Kobe gives me access to a new city, and lots of other historic and cultural sites. Tomorrow I will start exploring. Thanks again for your thoughts and support – lots of interesting pictures and stories should come from this trip!

One month in Japan

One month in Japan and I have learned the following things

Some of the Hiragana: the Japanese writing system is made up of Hiragana, Katakana and Kanji. For those of you who followed our China adventure, you may know how much I HATED being illiterate there. In Japan I am absolutely determined to learn to read. This is the first step. So far, I can read a few words, like cat, dog, horse and some colors.

Japanese like electronics and high-tech stuff. There needs to be much more information about this for you and much more education about it for me. High-tech is key here. This explains my bathtub, my toilet, my refrigerator, the elaborate fan system and venting in my apartment.

Japanese food is excellent and varied. Yakitori, soba, Udon, Korean BBQ, Tonkatsu, pickles and on and on. One great thing about Japanese foods is that they are generally basically the same. If you buy something with the same name from two different places, it will be pretty much the same. This makes it so much easier to manage.

Japanese tofu, I can’t believe I am back to this.
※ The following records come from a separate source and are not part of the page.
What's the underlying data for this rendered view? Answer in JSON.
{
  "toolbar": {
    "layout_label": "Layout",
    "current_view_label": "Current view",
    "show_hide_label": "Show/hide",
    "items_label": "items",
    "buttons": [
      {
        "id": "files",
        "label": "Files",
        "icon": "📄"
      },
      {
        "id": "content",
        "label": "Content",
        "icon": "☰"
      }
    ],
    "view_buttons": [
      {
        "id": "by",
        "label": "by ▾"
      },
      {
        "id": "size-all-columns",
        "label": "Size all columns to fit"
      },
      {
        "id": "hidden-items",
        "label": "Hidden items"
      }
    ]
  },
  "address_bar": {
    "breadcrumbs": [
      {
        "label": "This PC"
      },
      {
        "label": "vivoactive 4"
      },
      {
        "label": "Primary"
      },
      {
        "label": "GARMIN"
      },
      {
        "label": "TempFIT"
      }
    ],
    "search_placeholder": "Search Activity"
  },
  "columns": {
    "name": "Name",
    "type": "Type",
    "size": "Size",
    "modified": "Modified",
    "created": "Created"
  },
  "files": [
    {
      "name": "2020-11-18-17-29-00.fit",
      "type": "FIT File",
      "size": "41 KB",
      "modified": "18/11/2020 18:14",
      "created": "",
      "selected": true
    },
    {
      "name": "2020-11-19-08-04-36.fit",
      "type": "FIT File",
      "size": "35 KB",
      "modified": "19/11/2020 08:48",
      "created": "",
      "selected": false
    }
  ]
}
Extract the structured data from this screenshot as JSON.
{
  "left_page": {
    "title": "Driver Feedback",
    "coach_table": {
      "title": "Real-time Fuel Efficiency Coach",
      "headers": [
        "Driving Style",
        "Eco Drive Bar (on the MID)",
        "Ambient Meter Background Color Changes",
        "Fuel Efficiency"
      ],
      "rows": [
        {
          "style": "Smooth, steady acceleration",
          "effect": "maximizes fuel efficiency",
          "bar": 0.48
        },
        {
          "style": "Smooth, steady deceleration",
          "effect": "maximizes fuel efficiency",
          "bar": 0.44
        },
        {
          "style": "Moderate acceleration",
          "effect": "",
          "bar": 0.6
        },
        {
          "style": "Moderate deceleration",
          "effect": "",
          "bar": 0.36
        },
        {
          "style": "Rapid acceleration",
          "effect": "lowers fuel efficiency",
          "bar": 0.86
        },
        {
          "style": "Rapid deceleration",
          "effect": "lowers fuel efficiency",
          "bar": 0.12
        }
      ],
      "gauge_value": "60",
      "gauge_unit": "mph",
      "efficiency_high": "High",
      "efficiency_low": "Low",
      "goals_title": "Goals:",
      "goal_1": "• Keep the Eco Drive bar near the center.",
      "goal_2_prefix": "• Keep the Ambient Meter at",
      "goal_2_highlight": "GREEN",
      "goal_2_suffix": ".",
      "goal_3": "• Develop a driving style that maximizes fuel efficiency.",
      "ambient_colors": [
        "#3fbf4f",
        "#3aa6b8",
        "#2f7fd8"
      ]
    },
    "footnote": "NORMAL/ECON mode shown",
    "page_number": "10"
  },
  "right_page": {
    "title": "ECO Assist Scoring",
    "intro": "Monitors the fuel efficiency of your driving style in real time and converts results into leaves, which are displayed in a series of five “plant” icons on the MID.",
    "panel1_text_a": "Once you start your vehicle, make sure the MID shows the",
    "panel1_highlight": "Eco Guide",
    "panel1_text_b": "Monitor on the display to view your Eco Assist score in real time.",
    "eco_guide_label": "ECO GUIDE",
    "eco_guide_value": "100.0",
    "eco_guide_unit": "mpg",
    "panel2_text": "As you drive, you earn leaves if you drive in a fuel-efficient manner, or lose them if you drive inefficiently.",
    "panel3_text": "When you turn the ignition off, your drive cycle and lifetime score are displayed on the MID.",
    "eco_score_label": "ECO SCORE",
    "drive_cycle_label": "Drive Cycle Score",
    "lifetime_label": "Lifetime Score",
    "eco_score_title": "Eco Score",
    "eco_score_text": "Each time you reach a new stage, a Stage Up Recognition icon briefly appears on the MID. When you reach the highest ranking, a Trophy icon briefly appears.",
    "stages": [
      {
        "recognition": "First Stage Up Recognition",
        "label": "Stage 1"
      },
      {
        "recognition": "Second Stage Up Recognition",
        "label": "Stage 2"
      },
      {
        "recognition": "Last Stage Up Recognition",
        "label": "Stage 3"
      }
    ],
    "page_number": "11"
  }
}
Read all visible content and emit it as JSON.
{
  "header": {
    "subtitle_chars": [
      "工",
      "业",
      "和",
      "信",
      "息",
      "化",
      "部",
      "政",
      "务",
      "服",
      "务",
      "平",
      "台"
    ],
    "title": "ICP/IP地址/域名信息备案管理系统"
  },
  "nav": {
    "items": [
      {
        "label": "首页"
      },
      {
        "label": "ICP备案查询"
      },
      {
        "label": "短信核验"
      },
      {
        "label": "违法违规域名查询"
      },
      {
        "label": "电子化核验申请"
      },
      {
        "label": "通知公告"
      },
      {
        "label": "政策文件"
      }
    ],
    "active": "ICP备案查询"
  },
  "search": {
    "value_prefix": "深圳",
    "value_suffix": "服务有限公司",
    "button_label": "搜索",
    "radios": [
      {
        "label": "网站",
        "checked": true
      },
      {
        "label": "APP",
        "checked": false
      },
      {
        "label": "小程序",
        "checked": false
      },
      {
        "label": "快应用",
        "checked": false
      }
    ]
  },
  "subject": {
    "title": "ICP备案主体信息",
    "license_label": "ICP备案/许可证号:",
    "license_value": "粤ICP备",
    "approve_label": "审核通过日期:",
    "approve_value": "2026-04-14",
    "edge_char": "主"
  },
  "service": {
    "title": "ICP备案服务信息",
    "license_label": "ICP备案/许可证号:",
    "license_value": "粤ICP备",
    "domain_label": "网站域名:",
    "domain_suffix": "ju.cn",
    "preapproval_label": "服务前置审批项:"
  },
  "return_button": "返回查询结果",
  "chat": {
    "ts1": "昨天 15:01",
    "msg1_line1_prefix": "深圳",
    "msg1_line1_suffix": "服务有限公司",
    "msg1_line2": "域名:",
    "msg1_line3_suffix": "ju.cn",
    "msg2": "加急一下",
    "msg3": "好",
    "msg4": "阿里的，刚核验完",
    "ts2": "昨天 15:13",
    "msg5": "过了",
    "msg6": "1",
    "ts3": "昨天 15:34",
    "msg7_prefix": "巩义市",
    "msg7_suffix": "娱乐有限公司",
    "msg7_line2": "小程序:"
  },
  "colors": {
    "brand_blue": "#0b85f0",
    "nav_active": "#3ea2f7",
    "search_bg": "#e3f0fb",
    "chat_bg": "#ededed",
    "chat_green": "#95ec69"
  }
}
In China, my favorite dish was Mapo Tofu. Pockmarked women’s tofu, with spicy Sichuan peppercorns. But what I have learned here is there are tons of different kinds of tofu and I like them. In fact Dean has been to a tofu restaurant. So far, I prefer grilled tofu – somehow it is grilled, then packaged and sold in the store just like regular tofu. What I need is something like an encyclopedia of tofu. So far, all I have been able to find is a 1970s book with some definitions in it, but maybe I’ll have something when my regular cookbooks come. I’m going to learn all about this miracle bean product.

Japanese snacks are amazing, and delicious and shocking. Doughnuts, rice balls, strawberry flavored Cheetos, plum flavored potato chips, a cold hot dog in a bun from the bakery? You can find it all here.

Sushi. Having our own local place, trying a few others and serving it at home are just the beginning. I’m going to buy a sharkskin grater and grate my own wasabi and after that, who knows? My first sushi class is Monday.

Japanese drinks are a completely untapped area of knowledge. Not just beer, though it is sold with different alcohol contents which are taxed at different rates. Beers are also seasonal, but I don’t quite understand how here. There is also sake, which is as complex as French wines. To add to the complexity there is also Shochu a beverage I really like. It is distilled from barley, sweet potatoes, brown sugar, buckwheat or chestnuts. Generally it is a little stronger than wine, but not as strong as vodka. It is a clear liquor and comes in bottles that seem like sake if you can’t read…much more needed on this. And there are also fruit flavored drinks – like a Japanese wine cooler, grape, lemon and others.

Japanese temples are very interesting. They are complicated, so many details. What does it all mean? I have seen a bean throwing ceremony, some Shinto brides, barrels of ceremonial wine and paper lanterns. Fortunes, wishes and deities. Shinto, Buddhism, and Japanese culture come together – this is something I need to learn about.

Japanese fitness is different. Japanese gyms, at least mine are different form the American type. Even if they have the same equipment inside, they are still different. Hopefully during the time I live here I will figure out how to use the Japanese elliptical and maybe even manage some Japanese yoga. For both of us, the Asia diet is a good one, more walking and smaller portions.

And mascots? Mascots are very popular here. In fact there is a mascot book! So many creatures both real and imagined and they are everywhere. Pink, orange and green seem to be the popular colors. Some are copies of actual animals, others completely imagined. And Sanrio, don’t even get me started on it.

Pink seems to be the color of Japan. So much pink, everywhere. It is the beginning of spring, so cherry and plum blossoms are starting now – both pink. Cherry blossom watching seems to be a pastime. But pink is also acceptable for coats, shoes, all kinds of bags, cars etc. Pink is good. Embrace it.

All these things to learn about, and we haven’t even left Tokyo. In fact we haven’t even wanted to.